Posted on Thu, 10/16/2014 - 13:29
Blooms Taxonomy was developed in 1956 and was used to help classify the difficulty associated with questions asked during assessments, ultimately being transformed into a “system” for classifying various learning outcomes. But how do serious games tie in with Blooms Taxonomy?
In simple terms, the Blooms Taxonomy model is based around the idea that learning can be divided into three main areas - learning that is generating a skill, learning that is developing attitudes, and finally, learning that is transferring knowledge. These are referred to as “domains”, and more complicated “languages” can be used to capture each of these areas. They include:
Okay, so what about the “Taxonomy” part? Well, this isn’t too complicated either. It basically means the classification of something. To explain further, the Bloom’s model suggests that each individual learning type has a series of learning levels that should be considered when providing a serious game platform for learners.
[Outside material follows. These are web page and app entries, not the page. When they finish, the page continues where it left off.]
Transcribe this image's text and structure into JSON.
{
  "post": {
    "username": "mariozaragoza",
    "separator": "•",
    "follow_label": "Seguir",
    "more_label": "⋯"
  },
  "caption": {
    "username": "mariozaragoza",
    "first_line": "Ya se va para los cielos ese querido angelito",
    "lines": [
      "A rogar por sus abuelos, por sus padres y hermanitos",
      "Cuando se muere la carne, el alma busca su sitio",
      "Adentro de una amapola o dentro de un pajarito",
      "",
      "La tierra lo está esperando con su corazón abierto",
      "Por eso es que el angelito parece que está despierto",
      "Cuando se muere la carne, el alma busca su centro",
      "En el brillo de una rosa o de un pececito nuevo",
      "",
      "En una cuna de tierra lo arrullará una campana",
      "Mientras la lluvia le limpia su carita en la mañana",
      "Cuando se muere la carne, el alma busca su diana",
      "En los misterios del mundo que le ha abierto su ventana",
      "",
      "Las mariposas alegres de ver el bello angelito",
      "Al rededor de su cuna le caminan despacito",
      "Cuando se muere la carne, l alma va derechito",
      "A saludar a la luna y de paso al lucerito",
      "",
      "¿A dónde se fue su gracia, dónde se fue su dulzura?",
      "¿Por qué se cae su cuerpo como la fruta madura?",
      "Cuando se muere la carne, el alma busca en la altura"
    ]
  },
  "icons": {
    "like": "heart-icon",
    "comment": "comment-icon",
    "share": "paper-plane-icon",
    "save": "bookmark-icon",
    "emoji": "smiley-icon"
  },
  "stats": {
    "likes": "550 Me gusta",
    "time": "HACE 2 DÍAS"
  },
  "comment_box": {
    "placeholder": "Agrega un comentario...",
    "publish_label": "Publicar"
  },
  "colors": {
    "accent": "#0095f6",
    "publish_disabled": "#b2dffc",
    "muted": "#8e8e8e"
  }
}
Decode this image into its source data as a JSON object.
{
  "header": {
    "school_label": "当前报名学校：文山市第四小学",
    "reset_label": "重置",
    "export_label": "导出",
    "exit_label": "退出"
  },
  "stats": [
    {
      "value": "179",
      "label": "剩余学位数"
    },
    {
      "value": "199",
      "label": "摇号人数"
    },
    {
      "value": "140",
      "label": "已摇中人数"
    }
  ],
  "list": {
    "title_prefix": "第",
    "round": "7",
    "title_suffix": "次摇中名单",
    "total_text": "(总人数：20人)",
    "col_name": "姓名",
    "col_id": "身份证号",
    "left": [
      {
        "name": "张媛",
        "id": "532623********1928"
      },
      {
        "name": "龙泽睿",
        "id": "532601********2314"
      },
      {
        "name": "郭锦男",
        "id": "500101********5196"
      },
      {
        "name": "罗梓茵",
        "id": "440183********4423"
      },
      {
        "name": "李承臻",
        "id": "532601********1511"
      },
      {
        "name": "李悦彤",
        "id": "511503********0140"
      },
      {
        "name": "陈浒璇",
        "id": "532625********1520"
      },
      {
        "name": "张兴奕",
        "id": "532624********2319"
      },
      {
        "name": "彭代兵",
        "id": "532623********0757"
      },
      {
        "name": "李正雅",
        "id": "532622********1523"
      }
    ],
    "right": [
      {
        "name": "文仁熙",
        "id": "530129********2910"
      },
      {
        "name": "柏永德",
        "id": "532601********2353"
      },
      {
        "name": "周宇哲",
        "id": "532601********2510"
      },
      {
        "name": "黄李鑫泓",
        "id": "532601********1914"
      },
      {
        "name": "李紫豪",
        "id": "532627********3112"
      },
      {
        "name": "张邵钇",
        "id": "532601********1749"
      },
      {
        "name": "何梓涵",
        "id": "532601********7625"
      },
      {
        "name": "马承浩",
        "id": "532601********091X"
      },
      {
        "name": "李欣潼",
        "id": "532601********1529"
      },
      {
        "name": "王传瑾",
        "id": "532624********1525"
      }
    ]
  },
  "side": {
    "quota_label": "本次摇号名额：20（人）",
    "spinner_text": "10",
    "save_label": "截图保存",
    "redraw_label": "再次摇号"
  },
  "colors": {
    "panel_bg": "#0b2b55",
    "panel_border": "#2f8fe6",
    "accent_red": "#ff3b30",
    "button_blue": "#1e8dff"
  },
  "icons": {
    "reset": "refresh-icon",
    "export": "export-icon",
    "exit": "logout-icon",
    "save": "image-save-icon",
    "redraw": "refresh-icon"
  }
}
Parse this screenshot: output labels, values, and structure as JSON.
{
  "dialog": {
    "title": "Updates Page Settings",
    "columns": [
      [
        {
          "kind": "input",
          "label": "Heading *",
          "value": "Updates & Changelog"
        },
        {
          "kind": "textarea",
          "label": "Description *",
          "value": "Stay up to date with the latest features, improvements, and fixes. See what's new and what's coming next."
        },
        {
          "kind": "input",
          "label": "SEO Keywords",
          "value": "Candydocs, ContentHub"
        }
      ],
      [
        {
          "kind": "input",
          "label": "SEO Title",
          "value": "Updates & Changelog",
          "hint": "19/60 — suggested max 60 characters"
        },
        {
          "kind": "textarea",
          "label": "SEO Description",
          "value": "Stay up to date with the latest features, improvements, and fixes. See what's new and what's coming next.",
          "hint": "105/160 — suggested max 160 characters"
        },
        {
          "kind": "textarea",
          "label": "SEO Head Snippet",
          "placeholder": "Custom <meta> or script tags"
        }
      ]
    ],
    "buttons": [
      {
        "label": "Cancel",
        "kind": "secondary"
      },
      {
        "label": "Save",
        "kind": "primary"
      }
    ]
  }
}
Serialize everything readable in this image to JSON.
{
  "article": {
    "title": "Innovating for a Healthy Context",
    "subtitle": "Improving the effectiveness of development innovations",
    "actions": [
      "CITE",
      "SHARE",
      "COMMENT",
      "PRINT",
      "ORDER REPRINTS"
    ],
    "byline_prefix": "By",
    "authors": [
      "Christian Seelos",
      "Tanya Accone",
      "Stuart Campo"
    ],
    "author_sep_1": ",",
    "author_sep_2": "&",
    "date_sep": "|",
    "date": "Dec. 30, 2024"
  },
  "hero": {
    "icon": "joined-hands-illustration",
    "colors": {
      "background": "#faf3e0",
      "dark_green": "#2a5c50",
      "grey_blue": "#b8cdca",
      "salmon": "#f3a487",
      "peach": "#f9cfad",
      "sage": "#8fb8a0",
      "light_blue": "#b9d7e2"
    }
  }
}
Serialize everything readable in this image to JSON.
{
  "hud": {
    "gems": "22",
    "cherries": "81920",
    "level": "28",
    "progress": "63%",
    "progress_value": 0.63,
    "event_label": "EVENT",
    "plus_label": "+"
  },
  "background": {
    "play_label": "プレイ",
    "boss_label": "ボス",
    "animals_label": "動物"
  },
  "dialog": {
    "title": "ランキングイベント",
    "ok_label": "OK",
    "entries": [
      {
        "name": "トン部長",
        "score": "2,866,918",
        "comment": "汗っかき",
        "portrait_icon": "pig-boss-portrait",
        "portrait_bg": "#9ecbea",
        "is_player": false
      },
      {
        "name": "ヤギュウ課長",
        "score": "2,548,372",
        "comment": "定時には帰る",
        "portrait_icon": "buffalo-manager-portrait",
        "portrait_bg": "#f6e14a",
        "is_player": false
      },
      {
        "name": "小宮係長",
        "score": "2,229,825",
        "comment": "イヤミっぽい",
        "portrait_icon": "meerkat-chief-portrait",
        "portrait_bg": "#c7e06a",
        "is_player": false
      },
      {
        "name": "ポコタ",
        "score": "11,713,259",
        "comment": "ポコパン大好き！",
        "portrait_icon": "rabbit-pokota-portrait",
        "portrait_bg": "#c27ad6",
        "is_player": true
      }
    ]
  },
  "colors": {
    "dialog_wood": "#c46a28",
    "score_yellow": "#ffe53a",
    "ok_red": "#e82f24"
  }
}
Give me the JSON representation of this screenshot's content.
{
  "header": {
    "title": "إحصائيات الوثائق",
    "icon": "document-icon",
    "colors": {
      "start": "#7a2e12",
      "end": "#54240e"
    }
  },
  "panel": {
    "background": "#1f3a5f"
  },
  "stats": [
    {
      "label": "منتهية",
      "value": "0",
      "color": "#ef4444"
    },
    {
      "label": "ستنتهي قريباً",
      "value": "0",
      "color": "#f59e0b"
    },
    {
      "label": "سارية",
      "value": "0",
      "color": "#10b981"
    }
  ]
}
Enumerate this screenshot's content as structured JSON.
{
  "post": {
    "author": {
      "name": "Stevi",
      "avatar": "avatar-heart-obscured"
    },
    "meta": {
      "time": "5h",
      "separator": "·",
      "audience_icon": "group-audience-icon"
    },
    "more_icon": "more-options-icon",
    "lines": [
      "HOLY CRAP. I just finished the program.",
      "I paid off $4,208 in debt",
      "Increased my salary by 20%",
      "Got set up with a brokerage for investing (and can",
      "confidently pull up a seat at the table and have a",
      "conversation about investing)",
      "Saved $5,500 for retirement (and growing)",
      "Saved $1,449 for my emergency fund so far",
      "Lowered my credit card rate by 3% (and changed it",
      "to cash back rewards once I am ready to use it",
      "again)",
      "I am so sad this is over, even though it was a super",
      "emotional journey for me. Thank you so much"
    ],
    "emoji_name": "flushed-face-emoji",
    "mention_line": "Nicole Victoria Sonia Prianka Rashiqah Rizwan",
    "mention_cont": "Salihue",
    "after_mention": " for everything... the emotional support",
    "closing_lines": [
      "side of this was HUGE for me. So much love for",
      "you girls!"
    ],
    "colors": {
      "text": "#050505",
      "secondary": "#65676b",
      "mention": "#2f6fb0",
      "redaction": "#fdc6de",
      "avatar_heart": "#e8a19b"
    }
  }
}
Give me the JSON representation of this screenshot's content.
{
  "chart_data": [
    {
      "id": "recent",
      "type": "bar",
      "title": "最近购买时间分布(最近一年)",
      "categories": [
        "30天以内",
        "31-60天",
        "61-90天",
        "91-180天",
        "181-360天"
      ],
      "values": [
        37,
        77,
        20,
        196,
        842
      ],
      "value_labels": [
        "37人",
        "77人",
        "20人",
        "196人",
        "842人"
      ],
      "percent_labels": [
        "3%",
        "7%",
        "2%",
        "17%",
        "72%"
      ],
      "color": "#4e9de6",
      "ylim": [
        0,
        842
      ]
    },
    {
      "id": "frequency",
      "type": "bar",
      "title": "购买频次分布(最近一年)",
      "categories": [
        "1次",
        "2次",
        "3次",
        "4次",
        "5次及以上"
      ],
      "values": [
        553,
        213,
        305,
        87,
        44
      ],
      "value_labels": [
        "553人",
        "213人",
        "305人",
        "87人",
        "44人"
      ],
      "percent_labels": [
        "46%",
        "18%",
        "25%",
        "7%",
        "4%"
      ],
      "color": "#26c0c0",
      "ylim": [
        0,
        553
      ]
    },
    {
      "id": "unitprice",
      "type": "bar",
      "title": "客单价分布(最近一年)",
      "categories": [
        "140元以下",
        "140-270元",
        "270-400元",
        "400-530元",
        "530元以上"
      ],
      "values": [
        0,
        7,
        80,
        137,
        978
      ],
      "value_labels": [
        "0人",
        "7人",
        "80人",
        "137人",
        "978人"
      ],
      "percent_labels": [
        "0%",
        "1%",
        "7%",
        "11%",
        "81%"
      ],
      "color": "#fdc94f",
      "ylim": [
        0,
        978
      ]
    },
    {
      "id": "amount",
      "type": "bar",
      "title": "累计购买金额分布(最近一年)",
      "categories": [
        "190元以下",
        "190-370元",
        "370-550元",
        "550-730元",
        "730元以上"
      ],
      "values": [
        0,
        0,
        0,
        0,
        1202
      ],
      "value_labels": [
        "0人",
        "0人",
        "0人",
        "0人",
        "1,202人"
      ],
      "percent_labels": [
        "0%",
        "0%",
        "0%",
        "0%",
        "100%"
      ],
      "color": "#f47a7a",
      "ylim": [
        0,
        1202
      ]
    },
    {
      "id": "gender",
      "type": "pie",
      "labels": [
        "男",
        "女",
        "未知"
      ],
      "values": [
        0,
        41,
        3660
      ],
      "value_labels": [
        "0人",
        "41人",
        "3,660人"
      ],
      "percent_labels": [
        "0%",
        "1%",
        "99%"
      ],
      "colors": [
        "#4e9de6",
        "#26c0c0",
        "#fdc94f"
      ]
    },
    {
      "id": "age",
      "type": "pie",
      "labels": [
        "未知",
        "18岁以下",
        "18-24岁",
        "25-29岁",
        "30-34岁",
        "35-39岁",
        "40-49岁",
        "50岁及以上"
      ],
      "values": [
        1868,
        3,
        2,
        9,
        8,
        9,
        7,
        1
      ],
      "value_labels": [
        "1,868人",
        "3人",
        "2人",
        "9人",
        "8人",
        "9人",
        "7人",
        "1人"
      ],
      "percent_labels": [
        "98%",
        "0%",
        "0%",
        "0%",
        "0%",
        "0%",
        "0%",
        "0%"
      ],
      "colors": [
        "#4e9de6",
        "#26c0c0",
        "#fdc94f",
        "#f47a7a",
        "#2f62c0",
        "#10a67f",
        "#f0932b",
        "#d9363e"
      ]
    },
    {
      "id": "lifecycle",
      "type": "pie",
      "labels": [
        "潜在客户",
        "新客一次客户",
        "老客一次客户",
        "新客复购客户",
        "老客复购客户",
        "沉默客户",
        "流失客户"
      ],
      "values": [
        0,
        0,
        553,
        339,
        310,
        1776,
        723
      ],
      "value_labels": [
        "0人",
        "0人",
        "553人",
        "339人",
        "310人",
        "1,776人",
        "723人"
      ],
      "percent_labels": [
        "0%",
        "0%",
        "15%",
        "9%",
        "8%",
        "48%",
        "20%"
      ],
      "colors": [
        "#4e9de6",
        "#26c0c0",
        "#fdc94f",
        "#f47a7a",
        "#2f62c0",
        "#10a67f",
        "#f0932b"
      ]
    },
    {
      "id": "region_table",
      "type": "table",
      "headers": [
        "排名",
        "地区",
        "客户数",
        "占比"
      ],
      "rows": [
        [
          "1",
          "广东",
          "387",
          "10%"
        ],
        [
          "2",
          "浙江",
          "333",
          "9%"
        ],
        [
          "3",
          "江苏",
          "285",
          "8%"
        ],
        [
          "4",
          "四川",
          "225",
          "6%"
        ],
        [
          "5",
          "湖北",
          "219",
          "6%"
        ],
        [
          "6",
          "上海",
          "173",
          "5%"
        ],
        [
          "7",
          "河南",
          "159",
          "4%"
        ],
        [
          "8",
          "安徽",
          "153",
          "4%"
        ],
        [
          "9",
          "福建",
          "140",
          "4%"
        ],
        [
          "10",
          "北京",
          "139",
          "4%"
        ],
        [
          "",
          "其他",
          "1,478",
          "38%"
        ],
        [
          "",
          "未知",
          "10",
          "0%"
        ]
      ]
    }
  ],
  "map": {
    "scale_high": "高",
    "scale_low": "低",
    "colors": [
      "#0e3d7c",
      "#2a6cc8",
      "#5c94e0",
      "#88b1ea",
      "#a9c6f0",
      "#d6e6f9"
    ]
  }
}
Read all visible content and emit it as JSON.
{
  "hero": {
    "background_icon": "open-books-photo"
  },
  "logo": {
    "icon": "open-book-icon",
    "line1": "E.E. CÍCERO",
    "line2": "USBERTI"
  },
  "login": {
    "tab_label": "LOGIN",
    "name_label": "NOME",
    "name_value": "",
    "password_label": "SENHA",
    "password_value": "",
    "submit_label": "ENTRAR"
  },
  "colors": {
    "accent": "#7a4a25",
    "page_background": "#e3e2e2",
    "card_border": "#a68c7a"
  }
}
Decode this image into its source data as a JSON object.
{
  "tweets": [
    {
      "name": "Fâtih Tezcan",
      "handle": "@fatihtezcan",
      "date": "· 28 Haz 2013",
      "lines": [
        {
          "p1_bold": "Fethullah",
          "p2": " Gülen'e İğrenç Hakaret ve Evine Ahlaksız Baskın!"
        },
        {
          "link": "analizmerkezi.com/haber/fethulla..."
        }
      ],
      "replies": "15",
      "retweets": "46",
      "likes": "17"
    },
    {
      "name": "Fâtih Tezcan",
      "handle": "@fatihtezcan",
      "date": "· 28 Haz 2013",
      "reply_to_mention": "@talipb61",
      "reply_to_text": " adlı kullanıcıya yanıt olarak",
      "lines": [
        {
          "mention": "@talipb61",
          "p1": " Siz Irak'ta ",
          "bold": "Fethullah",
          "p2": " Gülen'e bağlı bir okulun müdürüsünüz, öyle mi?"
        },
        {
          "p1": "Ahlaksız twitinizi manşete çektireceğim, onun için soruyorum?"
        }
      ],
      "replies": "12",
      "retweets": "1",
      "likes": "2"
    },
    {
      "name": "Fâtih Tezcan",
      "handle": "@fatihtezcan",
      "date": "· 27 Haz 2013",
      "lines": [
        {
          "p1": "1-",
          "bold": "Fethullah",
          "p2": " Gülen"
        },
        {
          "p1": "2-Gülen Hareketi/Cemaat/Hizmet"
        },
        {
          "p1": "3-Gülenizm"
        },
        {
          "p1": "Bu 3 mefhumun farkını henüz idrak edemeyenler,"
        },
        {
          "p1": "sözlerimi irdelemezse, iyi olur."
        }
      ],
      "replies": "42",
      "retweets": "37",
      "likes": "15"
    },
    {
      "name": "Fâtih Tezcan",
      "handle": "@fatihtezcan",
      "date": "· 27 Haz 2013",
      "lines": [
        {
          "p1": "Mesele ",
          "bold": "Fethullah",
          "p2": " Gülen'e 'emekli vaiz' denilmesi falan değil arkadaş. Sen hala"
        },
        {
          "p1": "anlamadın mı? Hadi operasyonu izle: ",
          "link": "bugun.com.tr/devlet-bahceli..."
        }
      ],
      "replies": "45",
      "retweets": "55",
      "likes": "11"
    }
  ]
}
A “Serious Game” is basically a game that is designed for the primary purpose of teaching rather than entertaining. The “Serious” adjective used in its name refers to the various industries that take advantage of them include the corporate industry, scientific community, and even education system.
One of the main characteristics that separates a serious game from a regular game is that it is designed for a real-world problem. Serious games can be entertaining, but they are there to educate learners. Now that you understand both Bloom’s Taxonomy and serious games, let’s take a look at how they can be tied together to create the ultimate real-world learning experience.
As a general rule of thumb, the amount of complexity associated with a serious game will be directly correlated with the level of learning that you desire. For instance, if you simply wanted the learner to increase their knowledge and memorize the material then you could take advantage of the Taxonomy’s first level of learning - knowledge.
The learner would be required to recite specific facts and terminology, as well as understand various theories and structures associated with the subject. But if you wanted to take your serious game one step further then you could use the comprehension level of learning.
This would essentially require the serious game player to understand the facts and information being given by comparing, translating, and interpreting it. In the serious game itself, you could have the learner compare different aspects of what they learned.
Creating a serious game that only requires basic recall is quite easy to accomplish. However, if you are creating a serious game that requires the learner to come up with much more complex conclusions based on what they learned then your instructional design will need to be altered. Bloom’s taxonomy and serious games tie in together quite well if you understand the level of learning that you require for your learners. For more information on how to determine the best solution for your learners contact us today.